The place has not looked this good for 106 days.
That’s how long it’s been since my foot surgery, when I panic-cleaned for a week.
I know. Even I am shocked by this. It’s been since Thanksgiving, 2019 that company has crossed our threshold. Prepping for visitors is hard work. Even if they are people who know you well, and don’t really care about how the place looks, you still care.
So you sweep, mop, dust, polish, put stuff away, and try to turn your house into a cross between a five-star hotel and modern museum. It just needs to last for the duration of the visit, and you can go back to your old lazy, slob-comfy self.
In my case, my niece is coming, and doing better at housekeeping is not a big stretch. She has her hands full as a teacher, dog and cat mom, swim coach, after-school tutor, and owner of an old house where the end of one project means the next dozen or so are still waiting. I understand the commitment necessary in maintaining an aging abode, as my house is 40 years old. Her house is almost 60 years old, and while it has a lot of 1960s charm and quirk, it also has a lot of 1960s issues.
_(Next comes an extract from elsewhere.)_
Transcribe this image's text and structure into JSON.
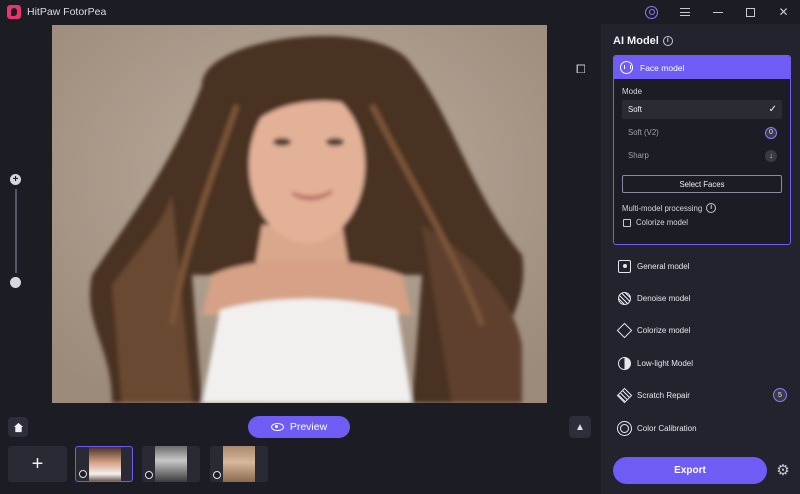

She grew up with parents whose idea of clean would not have passed muster at the local trash dump. Her siblings consider things tidy when they can maneuver around the piles, rather than put things away. So the bar isn’t exactly set all that high.
But we will enjoy the weekend; she is heading to the hotel where my brother and his family are staying, to enjoy the amenities for the day. As a teacher, she has earned a little rest and a chance to put homeowner and work issues aside.
And I promise to keep the house tidy for at least one additional day after she leaves. Just to prove I can.